In the United States, Latino/Hispanic populations are disproportionately affected by obesity, type 2 diabetes mellitus, and nonalcoholic fatty liver disease compared to Non-Hispanic Whites. Despite numerous interventions to rectify these obesity-driven diseases, this health disparity remains. To explore possible solutions, we used a multidisciplinary approach that investigated the host metabolic benefits of red raspberry polyphenols and argued for the support of the community health worker workforce to promote connections to underserved communities. At the bench, we first conducted a comprehensive literature review on the red raspberry polyphenol gut microbiota-derived metabolite, urolithin A. Next, we examined the metabolic benefits of urolithin A in high fat diet-fed mice. We found that daily intraperitoneal injections of urolithin A protected against insulin resistance by augmenting mitochondrial function. We next sought to understand whether the gut microbiota was required for conferring the health benefits of red raspberry polyphenols. Specifically, we administered red raspberry polyphenols to germ-free and conventionalized mice fed high fat diets and found that conventionalized mice had improved metabolic health compared to their germ-free counterparts. We then specifically investigated the effects of one urolithin producing microbe, Gordonibacter urolithinfaciens (G. uro). We observed that supplementation of G. uro improved metabolic health; however, those beneficial effects were abrogated in the presence of red raspberry polyphenols. Lastly, we also considered the potential for community health workers as partners for reducing health disparities. We found evidence of several macrosystem level barriers that inhibit CHWs from conducting their jobs to their full potential and provided solutions for increasing workforce support and sustainability in Nebraska. CHWs can aid in reducing health disparities, but more work needs to be done to support them. By investigating solutions both at the bench and in the community, we contribute evidence for combating metabolic diseases through a whole-foods approach and solutions for sustaining the community health worker workforce to address health disparities.

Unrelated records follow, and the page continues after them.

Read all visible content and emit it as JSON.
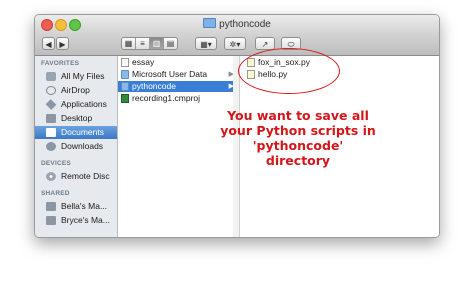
{
  "window": {
    "title": "pythoncode"
  },
  "toolbar": {
    "back": "◀",
    "forward": "▶",
    "view_modes": [
      "▦",
      "≡",
      "▥",
      "▤"
    ],
    "arrange": "▦▾",
    "action": "✲▾",
    "share": "↗",
    "tags": "⬭"
  },
  "sidebar": {
    "favorites_header": "FAVORITES",
    "favorites": [
      {
        "label": "All My Files",
        "icon": "all-files-icon"
      },
      {
        "label": "AirDrop",
        "icon": "airdrop-icon"
      },
      {
        "label": "Applications",
        "icon": "applications-icon"
      },
      {
        "label": "Desktop",
        "icon": "desktop-icon"
      },
      {
        "label": "Documents",
        "icon": "documents-icon",
        "selected": true
      },
      {
        "label": "Downloads",
        "icon": "downloads-icon"
      }
    ],
    "devices_header": "DEVICES",
    "devices": [
      {
        "label": "Remote Disc",
        "icon": "disc-icon"
      }
    ],
    "shared_header": "SHARED",
    "shared": [
      {
        "label": "Bella's Ma...",
        "icon": "computer-icon"
      },
      {
        "label": "Bryce's Ma...",
        "icon": "computer-icon"
      }
    ]
  },
  "column1": [
    {
      "label": "essay",
      "type": "doc"
    },
    {
      "label": "Microsoft User Data",
      "type": "folder"
    },
    {
      "label": "pythoncode",
      "type": "folder",
      "selected": true
    },
    {
      "label": "recording1.cmproj",
      "type": "project"
    }
  ],
  "column2": [
    {
      "label": "fox_in_sox.py",
      "type": "python"
    },
    {
      "label": "hello.py",
      "type": "python"
    }
  ],
  "annotation": {
    "color": "#d4161a",
    "lines": [
      "You want to save all",
      "your Python scripts in",
      "'pythoncode'",
      "directory"
    ]
  }
}
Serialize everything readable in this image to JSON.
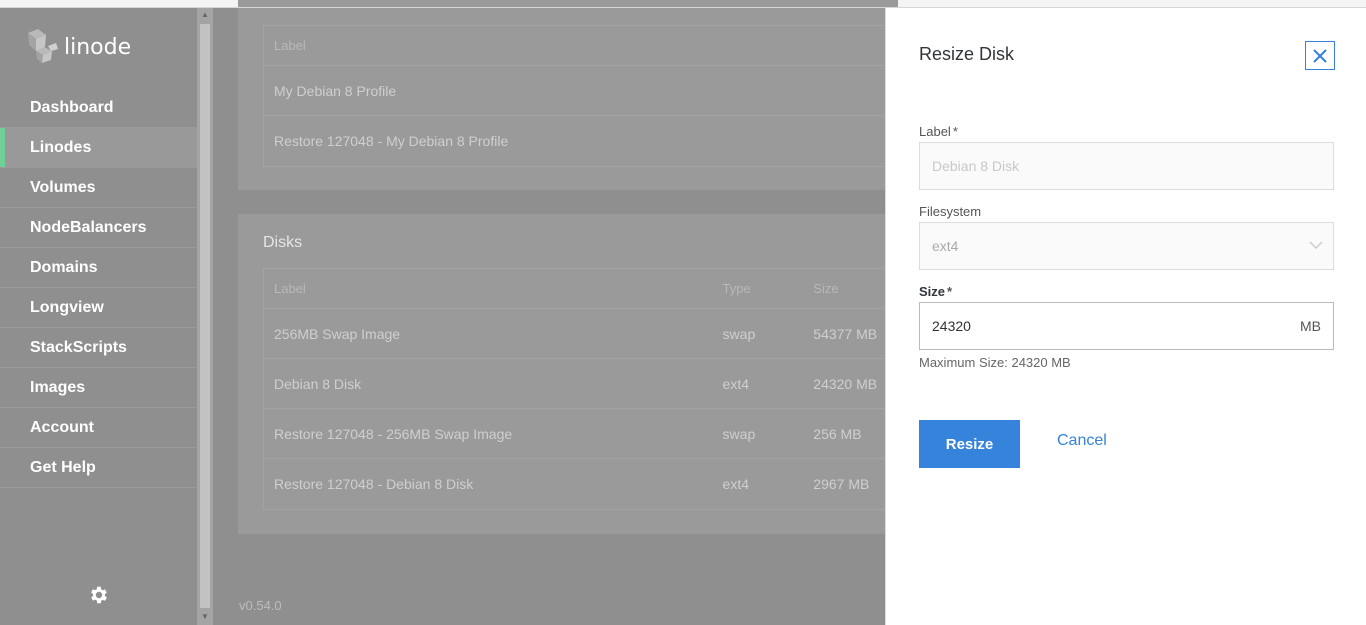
{
  "sidebar": {
    "logo_text": "linode",
    "items": [
      {
        "label": "Dashboard"
      },
      {
        "label": "Linodes"
      },
      {
        "label": "Volumes"
      },
      {
        "label": "NodeBalancers"
      },
      {
        "label": "Domains"
      },
      {
        "label": "Longview"
      },
      {
        "label": "StackScripts"
      },
      {
        "label": "Images"
      },
      {
        "label": "Account"
      },
      {
        "label": "Get Help"
      }
    ],
    "active_item": "Linodes",
    "settings_icon": "gear-icon"
  },
  "configs_table": {
    "header": "Label",
    "rows": [
      "My Debian 8 Profile",
      "Restore 127048 - My Debian 8 Profile"
    ]
  },
  "disks": {
    "title": "Disks",
    "columns": {
      "label": "Label",
      "type": "Type",
      "size": "Size"
    },
    "rows": [
      {
        "label": "256MB Swap Image",
        "type": "swap",
        "size": "54377 MB"
      },
      {
        "label": "Debian 8 Disk",
        "type": "ext4",
        "size": "24320 MB"
      },
      {
        "label": "Restore 127048 - 256MB Swap Image",
        "type": "swap",
        "size": "256 MB"
      },
      {
        "label": "Restore 127048 - Debian 8 Disk",
        "type": "ext4",
        "size": "2967 MB"
      }
    ]
  },
  "footer": {
    "version": "v0.54.0"
  },
  "drawer": {
    "title": "Resize Disk",
    "label_field": {
      "label": "Label",
      "required_mark": "*",
      "value": "Debian 8 Disk"
    },
    "filesystem_field": {
      "label": "Filesystem",
      "value": "ext4"
    },
    "size_field": {
      "label": "Size",
      "required_mark": "*",
      "value": "24320",
      "unit": "MB"
    },
    "helper_text": "Maximum Size: 24320 MB",
    "resize_button": "Resize",
    "cancel_button": "Cancel"
  },
  "colors": {
    "accent": "#3683dc",
    "active_indicator": "#6fcf97"
  }
}
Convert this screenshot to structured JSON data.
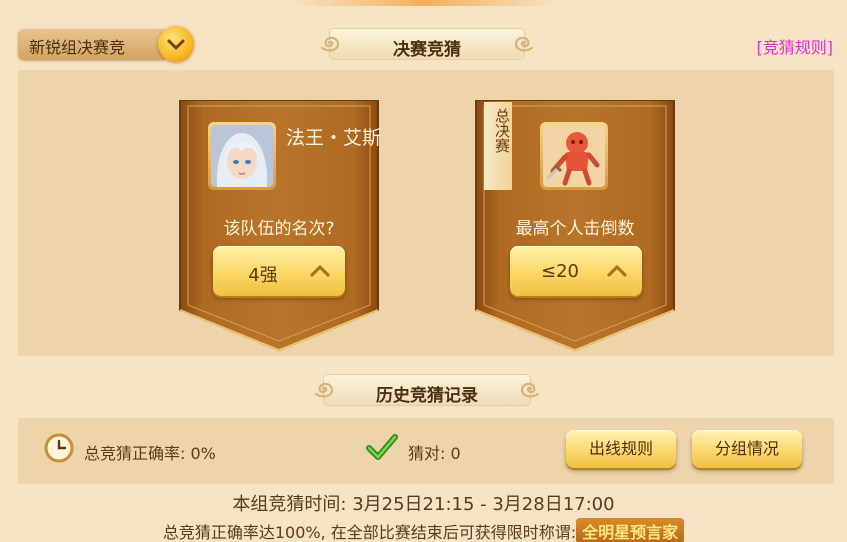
{
  "header": {
    "dropdown_label": "新锐组决赛竞",
    "title": "决赛竞猜",
    "rules_link": "[竞猜规则]"
  },
  "cards": [
    {
      "hero_name": "法王・艾斯",
      "question": "该队伍的名次?",
      "pick": "4强"
    },
    {
      "tag": "总决赛",
      "question": "最高个人击倒数",
      "pick": "≤20"
    }
  ],
  "history": {
    "title": "历史竞猜记录",
    "accuracy_label": "总竞猜正确率:",
    "accuracy_value": "0%",
    "correct_label": "猜对:",
    "correct_value": "0",
    "btn_lineup_rules": "出线规则",
    "btn_groups": "分组情况"
  },
  "footer": {
    "time": "本组竞猜时间: 3月25日21:15 - 3月28日17:00",
    "reward_text": "总竞猜正确率达100%, 在全部比赛结束后可获得限时称谓:",
    "reward_title": "全明星预言家"
  },
  "icons": {
    "dropdown": "chevron-down-icon",
    "pick": "chevron-up-icon",
    "clock": "clock-icon",
    "check": "checkmark-icon"
  },
  "colors": {
    "accent_gold": "#fbd768",
    "banner_brown": "#a9631d",
    "rules_link": "#e42fd0",
    "background": "#f6e3c3"
  }
}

Nutrition|Food Science|Public health
Toney, Ashley Mulcahy, "From Bench to Community: Addressing Health Disparities by Investigating Host Metabolic Benefits of Red Raspberry Polyphenols and Understanding the Macrosystem Level of Influence on Community Health Worker Effectiveness" (2021). ETD collection for University of Nebraska - Lincoln. AAI28713204.